EXERCISE PROMPT:
Copy each line below holding "発表状況と発表履歴".

DATA:
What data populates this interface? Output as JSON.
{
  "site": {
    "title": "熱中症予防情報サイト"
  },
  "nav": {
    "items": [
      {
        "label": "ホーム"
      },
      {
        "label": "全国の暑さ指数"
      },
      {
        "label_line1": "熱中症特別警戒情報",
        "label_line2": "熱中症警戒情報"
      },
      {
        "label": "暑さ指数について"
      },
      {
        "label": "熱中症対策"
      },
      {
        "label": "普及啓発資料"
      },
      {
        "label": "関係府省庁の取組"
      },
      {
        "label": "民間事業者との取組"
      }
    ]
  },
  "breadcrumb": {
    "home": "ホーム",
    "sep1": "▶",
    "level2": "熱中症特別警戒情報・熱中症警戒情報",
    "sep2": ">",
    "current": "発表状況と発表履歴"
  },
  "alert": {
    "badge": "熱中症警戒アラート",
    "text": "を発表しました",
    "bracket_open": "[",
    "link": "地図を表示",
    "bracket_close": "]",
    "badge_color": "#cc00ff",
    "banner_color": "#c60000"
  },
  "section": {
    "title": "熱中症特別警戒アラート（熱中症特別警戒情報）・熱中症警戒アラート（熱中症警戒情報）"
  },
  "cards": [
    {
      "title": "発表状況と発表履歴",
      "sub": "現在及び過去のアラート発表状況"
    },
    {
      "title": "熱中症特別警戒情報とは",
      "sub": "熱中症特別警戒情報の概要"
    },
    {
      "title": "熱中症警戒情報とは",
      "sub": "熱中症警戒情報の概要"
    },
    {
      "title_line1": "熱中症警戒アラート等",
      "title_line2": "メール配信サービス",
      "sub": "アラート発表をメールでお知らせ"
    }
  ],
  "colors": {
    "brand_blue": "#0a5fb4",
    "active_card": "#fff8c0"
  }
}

SOLUTION TO THE PROBLEM:
    "current": "発表状況と発表履歴"
      "title": "発表状況と発表履歴",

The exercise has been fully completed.